• _TASK OBJECTIVE_
Without the pictures, give the entries below again exactly as written.

• _RECORD EXTRACTS_
# # #

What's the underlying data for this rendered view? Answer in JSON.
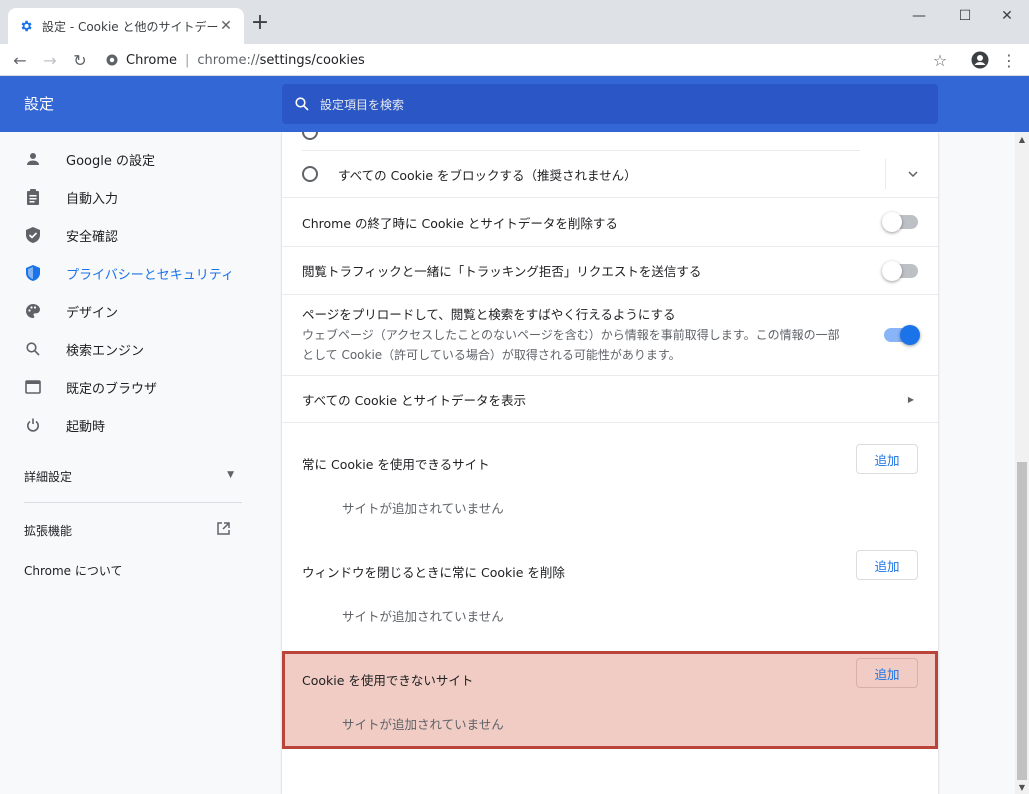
{
  "browser": {
    "tab_title": "設定 - Cookie と他のサイトデータ",
    "omnibox_site": "Chrome",
    "omnibox_separator": "|",
    "url_scheme": "chrome://",
    "url_path": "settings/cookies"
  },
  "header": {
    "title": "設定",
    "search_placeholder": "設定項目を検索"
  },
  "sidebar": {
    "items": [
      {
        "label": "Google の設定",
        "icon": "person-icon"
      },
      {
        "label": "自動入力",
        "icon": "clipboard-icon"
      },
      {
        "label": "安全確認",
        "icon": "shield-check-icon"
      },
      {
        "label": "プライバシーとセキュリティ",
        "icon": "shield-icon",
        "active": true
      },
      {
        "label": "デザイン",
        "icon": "palette-icon"
      },
      {
        "label": "検索エンジン",
        "icon": "search-icon"
      },
      {
        "label": "既定のブラウザ",
        "icon": "browser-icon"
      },
      {
        "label": "起動時",
        "icon": "power-icon"
      }
    ],
    "advanced": "詳細設定",
    "extensions": "拡張機能",
    "about": "Chrome について"
  },
  "content": {
    "block_all_label": "すべての Cookie をブロックする（推奨されません）",
    "clear_on_exit_label": "Chrome の終了時に Cookie とサイトデータを削除する",
    "dnt_label": "閲覧トラフィックと一緒に「トラッキング拒否」リクエストを送信する",
    "preload_title": "ページをプリロードして、閲覧と検索をすばやく行えるようにする",
    "preload_desc_1": "ウェブページ（アクセスしたことのないページを含む）から情報を事前取得します。この情報の一部",
    "preload_desc_2": "として Cookie（許可している場合）が取得される可能性があります。",
    "see_all_label": "すべての Cookie とサイトデータを表示",
    "allow_heading": "常に Cookie を使用できるサイト",
    "clear_heading": "ウィンドウを閉じるときに常に Cookie を削除",
    "block_heading": "Cookie を使用できないサイト",
    "add_label": "追加",
    "empty_text": "サイトが追加されていません"
  },
  "colors": {
    "header": "#3367d6",
    "accent": "#1a73e8",
    "highlight_fill": "#f0ccc4",
    "highlight_border": "#b8443a"
  }
}
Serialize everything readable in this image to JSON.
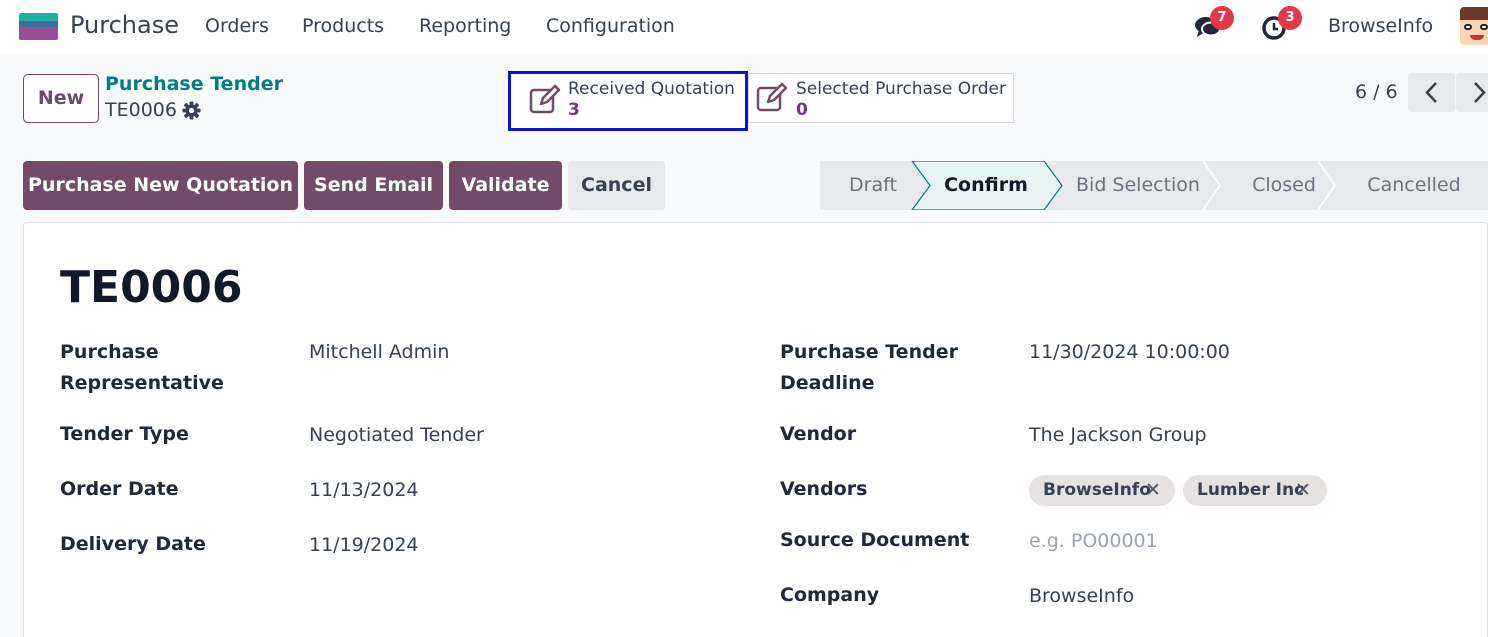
{
  "navbar": {
    "app_name": "Purchase",
    "menu": [
      "Orders",
      "Products",
      "Reporting",
      "Configuration"
    ],
    "messages_count": "7",
    "activities_count": "3",
    "company": "BrowseInfo"
  },
  "control_panel": {
    "new_label": "New",
    "breadcrumb": "Purchase Tender",
    "record_name": "TE0006",
    "smart_buttons": [
      {
        "label": "Received Quotation",
        "value": "3"
      },
      {
        "label": "Selected Purchase Order",
        "value": "0"
      }
    ],
    "pager": "6 / 6"
  },
  "actions": {
    "purchase_new_quotation": "Purchase New Quotation",
    "send_email": "Send Email",
    "validate": "Validate",
    "cancel": "Cancel"
  },
  "statusbar": {
    "stages": [
      "Draft",
      "Confirm",
      "Bid Selection",
      "Closed",
      "Cancelled"
    ],
    "active": "Confirm"
  },
  "form": {
    "title": "TE0006",
    "purchase_representative_label": "Purchase Representative",
    "purchase_representative": "Mitchell Admin",
    "tender_type_label": "Tender Type",
    "tender_type": "Negotiated Tender",
    "order_date_label": "Order Date",
    "order_date": "11/13/2024",
    "delivery_date_label": "Delivery Date",
    "delivery_date": "11/19/2024",
    "deadline_label": "Purchase Tender Deadline",
    "deadline": "11/30/2024 10:00:00",
    "vendor_label": "Vendor",
    "vendor": "The Jackson Group",
    "vendors_label": "Vendors",
    "vendors": [
      "BrowseInfo",
      "Lumber Inc"
    ],
    "source_document_label": "Source Document",
    "source_document_placeholder": "e.g. PO00001",
    "company_label": "Company",
    "company": "BrowseInfo"
  },
  "colors": {
    "primary": "#714b67",
    "accent_teal": "#017e84",
    "badge": "#e3374a",
    "highlight_border": "#0a14d6"
  }
}
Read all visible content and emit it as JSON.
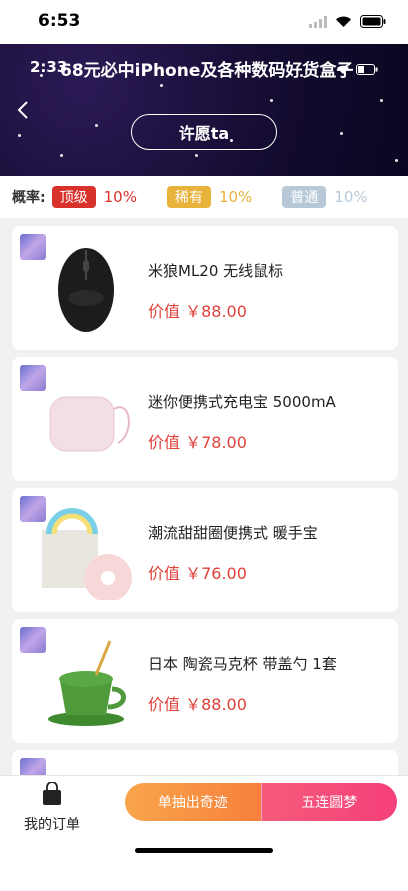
{
  "status_bar": {
    "time": "6:53"
  },
  "hero": {
    "overlay_time": "2:33",
    "title": "68元必中iPhone及各种数码好货盒子",
    "wish_button": "许愿ta",
    "background": "#140b30"
  },
  "probability": {
    "label": "概率:",
    "tiers": [
      {
        "name": "顶级",
        "percent": "10%",
        "badge_color": "#d9322d",
        "text_color": "#d9322d"
      },
      {
        "name": "稀有",
        "percent": "10%",
        "badge_color": "#e7b33b",
        "text_color": "#e7b33b"
      },
      {
        "name": "普通",
        "percent": "10%",
        "badge_color": "#b7c9d9",
        "text_color": "#b7c9d9"
      }
    ]
  },
  "items": [
    {
      "name": "米狼ML20 无线鼠标",
      "price": "价值 ￥88.00",
      "icon": "mouse"
    },
    {
      "name": "迷你便携式充电宝 5000mA",
      "price": "价值 ￥78.00",
      "icon": "power-bank"
    },
    {
      "name": "潮流甜甜圈便携式 暖手宝",
      "price": "价值 ￥76.00",
      "icon": "hand-warmer"
    },
    {
      "name": "日本 陶瓷马克杯 带盖勺 1套",
      "price": "价值 ￥88.00",
      "icon": "mug"
    }
  ],
  "bottom_nav": {
    "orders_label": "我的订单",
    "draw_one": "单抽出奇迹",
    "draw_five": "五连圆梦"
  },
  "colors": {
    "price": "#e0413a",
    "accent_orange": "#f7803c",
    "accent_pink": "#f5407a"
  }
}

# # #

• _WRITTEN SOLUTION_
What's the underlying data for this rendered view? Answer in JSON.
{
  "browser": {
    "tab_title": "設定 - Cookie と他のサイトデータ",
    "omnibox_site": "Chrome",
    "omnibox_separator": "|",
    "url_scheme": "chrome://",
    "url_path": "settings/cookies"
  },
  "header": {
    "title": "設定",
    "search_placeholder": "設定項目を検索"
  },
  "sidebar": {
    "items": [
      {
        "label": "Google の設定",
        "icon": "person-icon"
      },
      {
        "label": "自動入力",
        "icon": "clipboard-icon"
      },
      {
        "label": "安全確認",
        "icon": "shield-check-icon"
      },
      {
        "label": "プライバシーとセキュリティ",
        "icon": "shield-icon",
        "active": true
      },
      {
        "label": "デザイン",
        "icon": "palette-icon"
      },
      {
        "label": "検索エンジン",
        "icon": "search-icon"
      },
      {
        "label": "既定のブラウザ",
        "icon": "browser-icon"
      },
      {
        "label": "起動時",
        "icon": "power-icon"
      }
    ],
    "advanced": "詳細設定",
    "extensions": "拡張機能",
    "about": "Chrome について"
  },
  "content": {
    "block_all_label": "すべての Cookie をブロックする（推奨されません）",
    "clear_on_exit_label": "Chrome の終了時に Cookie とサイトデータを削除する",
    "dnt_label": "閲覧トラフィックと一緒に「トラッキング拒否」リクエストを送信する",
    "preload_title": "ページをプリロードして、閲覧と検索をすばやく行えるようにする",
    "preload_desc_1": "ウェブページ（アクセスしたことのないページを含む）から情報を事前取得します。この情報の一部",
    "preload_desc_2": "として Cookie（許可している場合）が取得される可能性があります。",
    "see_all_label": "すべての Cookie とサイトデータを表示",
    "allow_heading": "常に Cookie を使用できるサイト",
    "clear_heading": "ウィンドウを閉じるときに常に Cookie を削除",
    "block_heading": "Cookie を使用できないサイト",
    "add_label": "追加",
    "empty_text": "サイトが追加されていません"
  },
  "colors": {
    "header": "#3367d6",
    "accent": "#1a73e8",
    "highlight_fill": "#f0ccc4",
    "highlight_border": "#b8443a"
  }
}
Serialize everything readable in this image to JSON.
{
  "navbar": {
    "app_name": "Purchase",
    "menu": [
      "Orders",
      "Products",
      "Reporting",
      "Configuration"
    ],
    "messages_count": "7",
    "activities_count": "3",
    "company": "BrowseInfo"
  },
  "control_panel": {
    "new_label": "New",
    "breadcrumb": "Purchase Tender",
    "record_name": "TE0006",
    "smart_buttons": [
      {
        "label": "Received Quotation",
        "value": "3"
      },
      {
        "label": "Selected Purchase Order",
        "value": "0"
      }
    ],
    "pager": "6 / 6"
  },
  "actions": {
    "purchase_new_quotation": "Purchase New Quotation",
    "send_email": "Send Email",
    "validate": "Validate",
    "cancel": "Cancel"
  },
  "statusbar": {
    "stages": [
      "Draft",
      "Confirm",
      "Bid Selection",
      "Closed",
      "Cancelled"
    ],
    "active": "Confirm"
  },
  "form": {
    "title": "TE0006",
    "purchase_representative_label": "Purchase Representative",
    "purchase_representative": "Mitchell Admin",
    "tender_type_label": "Tender Type",
    "tender_type": "Negotiated Tender",
    "order_date_label": "Order Date",
    "order_date": "11/13/2024",
    "delivery_date_label": "Delivery Date",
    "delivery_date": "11/19/2024",
    "deadline_label": "Purchase Tender Deadline",
    "deadline": "11/30/2024 10:00:00",
    "vendor_label": "Vendor",
    "vendor": "The Jackson Group",
    "vendors_label": "Vendors",
    "vendors": [
      "BrowseInfo",
      "Lumber Inc"
    ],
    "source_document_label": "Source Document",
    "source_document_placeholder": "e.g. PO00001",
    "company_label": "Company",
    "company": "BrowseInfo"
  },
  "colors": {
    "primary": "#714b67",
    "accent_teal": "#017e84",
    "badge": "#e3374a",
    "highlight_border": "#0a14d6"
  }
}
Read all visible content and emit it as JSON.
{
  "status_bar": {
    "time": "6:53"
  },
  "hero": {
    "overlay_time": "2:33",
    "title": "68元必中iPhone及各种数码好货盒子",
    "wish_button": "许愿ta",
    "background": "#140b30"
  },
  "probability": {
    "label": "概率:",
    "tiers": [
      {
        "name": "顶级",
        "percent": "10%",
        "badge_color": "#d9322d",
        "text_color": "#d9322d"
      },
      {
        "name": "稀有",
        "percent": "10%",
        "badge_color": "#e7b33b",
        "text_color": "#e7b33b"
      },
      {
        "name": "普通",
        "percent": "10%",
        "badge_color": "#b7c9d9",
        "text_color": "#b7c9d9"
      }
    ]
  },
  "items": [
    {
      "name": "米狼ML20 无线鼠标",
      "price": "价值 ￥88.00",
      "icon": "mouse"
    },
    {
      "name": "迷你便携式充电宝 5000mA",
      "price": "价值 ￥78.00",
      "icon": "power-bank"
    },
    {
      "name": "潮流甜甜圈便携式 暖手宝",
      "price": "价值 ￥76.00",
      "icon": "hand-warmer"
    },
    {
      "name": "日本 陶瓷马克杯 带盖勺 1套",
      "price": "价值 ￥88.00",
      "icon": "mug"
    }
  ],
  "bottom_nav": {
    "orders_label": "我的订单",
    "draw_one": "单抽出奇迹",
    "draw_five": "五连圆梦"
  },
  "colors": {
    "price": "#e0413a",
    "accent_orange": "#f7803c",
    "accent_pink": "#f5407a"
  }
}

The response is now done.